Positioning: Positioning is the most frequently forgotten of the 4 Ps in Marketing. Remember that when used strategically, pricing can be a weapon, a source of competitive advantage in the market. Your company can choose to price below the market in order to gain share and grow quickly. You can choose to price at the market price and differentiate based on product features. You can also charge a premium for their product. This reinforces your positioning as the gold-standard in the sector. Always remember that a startup’s pricing strategy must align with its marketing case studies, website messaging, PR releases and sales pitches.
Customer Base Size: The number of total potential customers multiplied by the selling price of the product equals the total addressable market (TAM) for a startup. Generally speaking, bigger TAMs are better.
Contract Length: Many SaaS startups launch with monthly pricing which encourages customers to try the product and engenders demand. From my observation at some point, most SaaS startups switch to annual contracts for one of three reasons:
- First, revenue becomes much more predictable;
- Second, annual contracts often include terms that require pre-payment up-front which rewards the startup with lots of cash to grow faster;
- Third, contracts mitigate churn rates because the customer is only making a renewal decision once per year, instead of 12x per year.
Your Startup’s Unit Economics: Your pricing plan has to enable the company to become profitable at some point.

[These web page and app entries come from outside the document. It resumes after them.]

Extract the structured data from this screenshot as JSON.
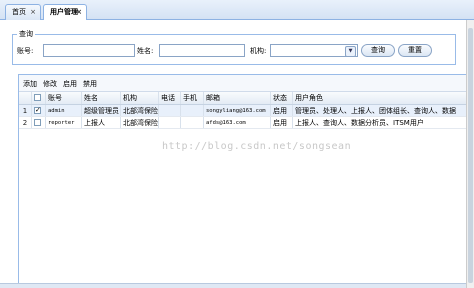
{
  "tabs": [
    {
      "label": "首页",
      "close": "×"
    },
    {
      "label": "用户管理",
      "close": "×"
    }
  ],
  "query": {
    "legend": "查询",
    "account_label": "账号:",
    "account_value": "",
    "name_label": "姓名:",
    "name_value": "",
    "org_label": "机构:",
    "org_selected": "",
    "query_button": "查询",
    "reset_button": "重置"
  },
  "toolbar": {
    "add": "添加",
    "edit": "修改",
    "enable": "启用",
    "disable": "禁用"
  },
  "table": {
    "columns": [
      "账号",
      "姓名",
      "机构",
      "电话",
      "手机",
      "邮箱",
      "状态",
      "用户角色"
    ],
    "rows": [
      {
        "num": "1",
        "checked": true,
        "account": "admin",
        "name": "超级管理员",
        "org": "北部湾保险",
        "phone": "",
        "mobile": "",
        "email": "songyliang@163.com",
        "status": "启用",
        "roles": "管理员、处理人、上报人、团体组长、查询人、数据"
      },
      {
        "num": "2",
        "checked": false,
        "account": "reporter",
        "name": "上报人",
        "org": "北部湾保险",
        "phone": "",
        "mobile": "",
        "email": "afds@163.com",
        "status": "启用",
        "roles": "上报人、查询人、数据分析员、ITSM用户"
      }
    ]
  },
  "watermark": "http://blog.csdn.net/songsean"
}
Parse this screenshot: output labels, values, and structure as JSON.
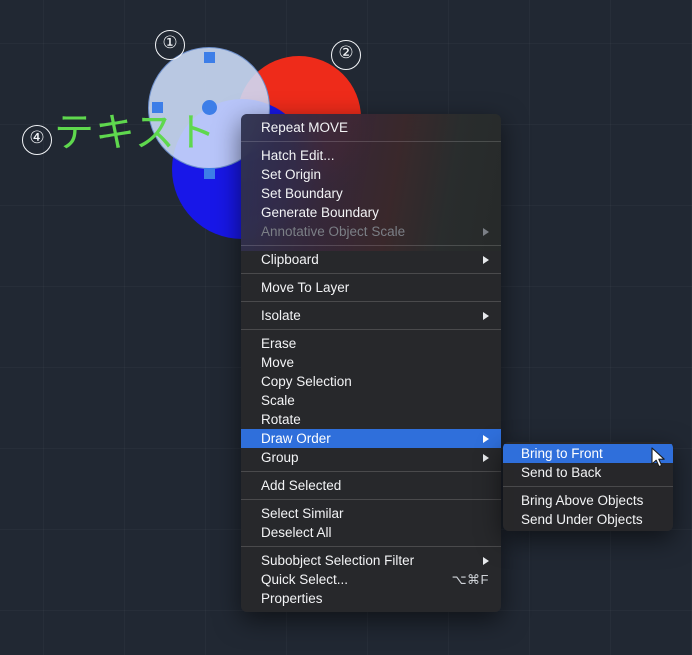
{
  "canvas": {
    "background_color": "#212833",
    "grid_color": "#2a313d",
    "annotation_text": "テキスト",
    "annotation_color": "#5fd84e",
    "markers": [
      {
        "label": "①",
        "name": "marker-1"
      },
      {
        "label": "②",
        "name": "marker-2"
      },
      {
        "label": "④",
        "name": "marker-4"
      }
    ],
    "shapes": [
      {
        "name": "selected-circle",
        "color": "#cedefa",
        "outline": "#6d8fcb",
        "selected": true
      },
      {
        "name": "red-circle",
        "color": "#ee2b1a",
        "selected": false
      },
      {
        "name": "blue-circle",
        "color": "#1817e8",
        "selected": false
      }
    ],
    "grip_color": "#3d7ee8"
  },
  "context_menu": {
    "highlight_color": "#2f6fdb",
    "groups": [
      {
        "items": [
          {
            "label": "Repeat MOVE",
            "accel": "",
            "arrow": false,
            "disabled": false,
            "selected": false
          }
        ]
      },
      {
        "items": [
          {
            "label": "Hatch Edit...",
            "accel": "",
            "arrow": false,
            "disabled": false,
            "selected": false
          },
          {
            "label": "Set Origin",
            "accel": "",
            "arrow": false,
            "disabled": false,
            "selected": false
          },
          {
            "label": "Set Boundary",
            "accel": "",
            "arrow": false,
            "disabled": false,
            "selected": false
          },
          {
            "label": "Generate Boundary",
            "accel": "",
            "arrow": false,
            "disabled": false,
            "selected": false
          },
          {
            "label": "Annotative Object Scale",
            "accel": "",
            "arrow": true,
            "disabled": true,
            "selected": false
          }
        ]
      },
      {
        "items": [
          {
            "label": "Clipboard",
            "accel": "",
            "arrow": true,
            "disabled": false,
            "selected": false
          }
        ]
      },
      {
        "items": [
          {
            "label": "Move To Layer",
            "accel": "",
            "arrow": false,
            "disabled": false,
            "selected": false
          }
        ]
      },
      {
        "items": [
          {
            "label": "Isolate",
            "accel": "",
            "arrow": true,
            "disabled": false,
            "selected": false
          }
        ]
      },
      {
        "items": [
          {
            "label": "Erase",
            "accel": "",
            "arrow": false,
            "disabled": false,
            "selected": false
          },
          {
            "label": "Move",
            "accel": "",
            "arrow": false,
            "disabled": false,
            "selected": false
          },
          {
            "label": "Copy Selection",
            "accel": "",
            "arrow": false,
            "disabled": false,
            "selected": false
          },
          {
            "label": "Scale",
            "accel": "",
            "arrow": false,
            "disabled": false,
            "selected": false
          },
          {
            "label": "Rotate",
            "accel": "",
            "arrow": false,
            "disabled": false,
            "selected": false
          },
          {
            "label": "Draw Order",
            "accel": "",
            "arrow": true,
            "disabled": false,
            "selected": true
          },
          {
            "label": "Group",
            "accel": "",
            "arrow": true,
            "disabled": false,
            "selected": false
          }
        ]
      },
      {
        "items": [
          {
            "label": "Add Selected",
            "accel": "",
            "arrow": false,
            "disabled": false,
            "selected": false
          }
        ]
      },
      {
        "items": [
          {
            "label": "Select Similar",
            "accel": "",
            "arrow": false,
            "disabled": false,
            "selected": false
          },
          {
            "label": "Deselect All",
            "accel": "",
            "arrow": false,
            "disabled": false,
            "selected": false
          }
        ]
      },
      {
        "items": [
          {
            "label": "Subobject Selection Filter",
            "accel": "",
            "arrow": true,
            "disabled": false,
            "selected": false
          },
          {
            "label": "Quick Select...",
            "accel": "⌥⌘F",
            "arrow": false,
            "disabled": false,
            "selected": false
          },
          {
            "label": "Properties",
            "accel": "",
            "arrow": false,
            "disabled": false,
            "selected": false
          }
        ]
      }
    ]
  },
  "submenu": {
    "parent": "Draw Order",
    "groups": [
      {
        "items": [
          {
            "label": "Bring to Front",
            "accel": "",
            "arrow": false,
            "disabled": false,
            "selected": true
          },
          {
            "label": "Send to Back",
            "accel": "",
            "arrow": false,
            "disabled": false,
            "selected": false
          }
        ]
      },
      {
        "items": [
          {
            "label": "Bring Above Objects",
            "accel": "",
            "arrow": false,
            "disabled": false,
            "selected": false
          },
          {
            "label": "Send Under Objects",
            "accel": "",
            "arrow": false,
            "disabled": false,
            "selected": false
          }
        ]
      }
    ]
  }
}
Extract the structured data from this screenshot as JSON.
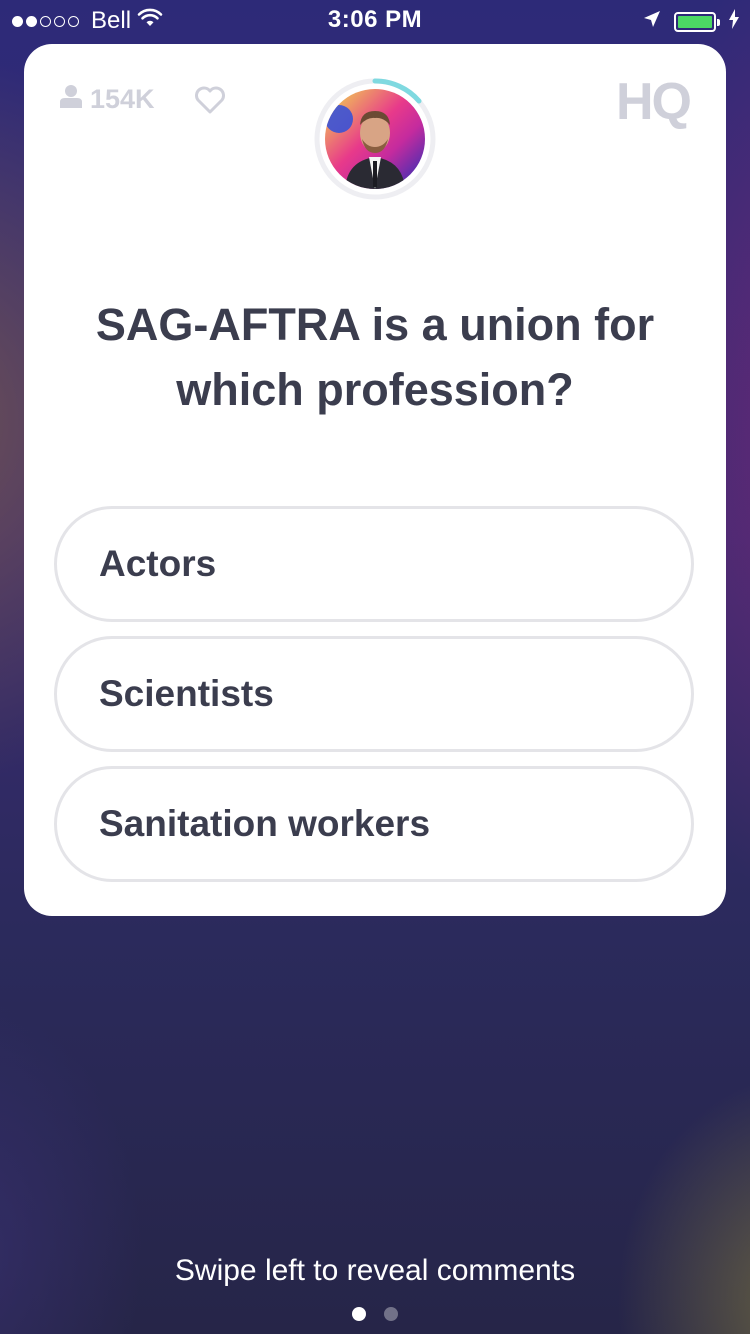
{
  "status_bar": {
    "carrier": "Bell",
    "time": "3:06 PM"
  },
  "header": {
    "viewer_count": "154K",
    "logo_text": "HQ"
  },
  "question": {
    "text": "SAG-AFTRA is a union for which profession?"
  },
  "answers": [
    {
      "label": "Actors"
    },
    {
      "label": "Scientists"
    },
    {
      "label": "Sanitation workers"
    }
  ],
  "footer": {
    "swipe_hint": "Swipe left to reveal comments"
  },
  "colors": {
    "card_background": "#ffffff",
    "text_primary": "#3b3d4e",
    "muted": "#cfd0da",
    "timer_accent": "#7fd9e0",
    "battery": "#4cd964"
  },
  "icons": [
    "wifi-icon",
    "location-arrow-icon",
    "battery-icon",
    "charging-bolt-icon",
    "user-icon",
    "heart-icon"
  ]
}
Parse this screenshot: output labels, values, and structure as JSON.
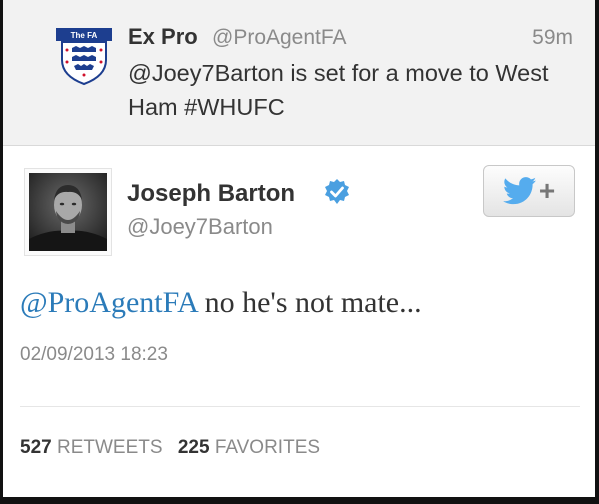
{
  "parent_tweet": {
    "name": "Ex Pro",
    "handle": "@ProAgentFA",
    "time": "59m",
    "text": "@Joey7Barton is set for a move to West Ham #WHUFC",
    "logo_text": "The FA"
  },
  "main_tweet": {
    "name": "Joseph Barton",
    "handle": "@Joey7Barton",
    "reply_mention": "@ProAgentFA",
    "reply_text": " no he's not mate...",
    "timestamp": "02/09/2013 18:23",
    "retweets_count": "527",
    "retweets_label": "RETWEETS",
    "favorites_count": "225",
    "favorites_label": "FAVORITES"
  },
  "icons": {
    "fa_logo": "fa-crest-logo",
    "verified": "verified-badge-icon",
    "follow": "twitter-bird-plus-icon"
  },
  "colors": {
    "link_blue": "#2b7bb9",
    "twitter_blue": "#55acee",
    "verified_blue": "#4a9fe0"
  }
}
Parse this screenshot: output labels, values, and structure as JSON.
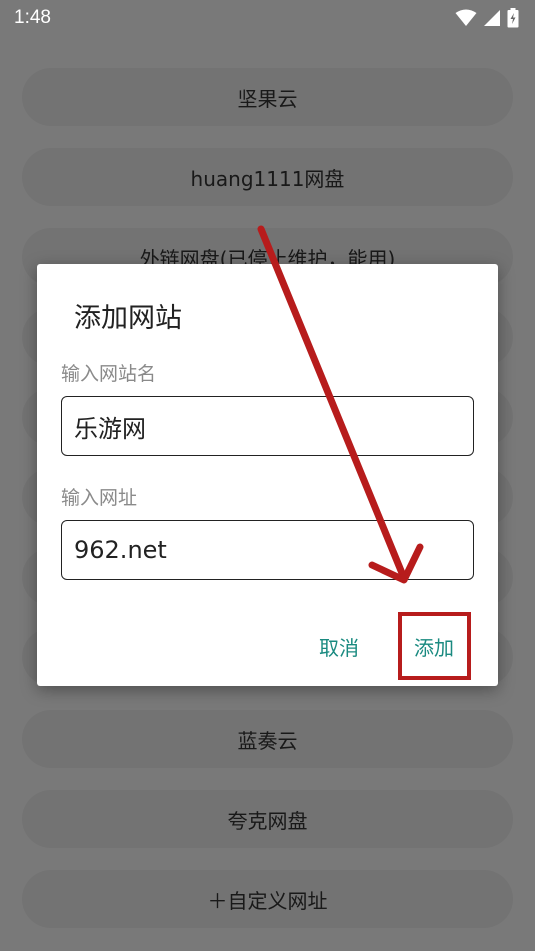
{
  "status_bar": {
    "time": "1:48"
  },
  "background_list": {
    "items": [
      "坚果云",
      "huang1111网盘",
      "外链网盘(已停止维护，能用)",
      "蓝奏云",
      "夸克网盘"
    ],
    "add_custom": "＋自定义网址"
  },
  "dialog": {
    "title": "添加网站",
    "name_label": "输入网站名",
    "name_value": "乐游网",
    "url_label": "输入网址",
    "url_value": "962.net",
    "cancel_label": "取消",
    "add_label": "添加"
  },
  "annotation": {
    "color": "#b71c1c"
  }
}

The value of your business is the discounted sum of all its future profits.
Overall, I’m a huge fan of the “keep it simple (KISS)” principle – customers are typically wary of complex or artificial pricing. They want simple plans, they want simple contracts, they do not want to think too much. Your challenge is to set the right price to match value perceived by the customer, with a fair return for you. It’s not a game show, so don’t guess – do your research early with real customers and if you can’t decide yourself, book a consultation with a good mentor. Someone who knows from experience.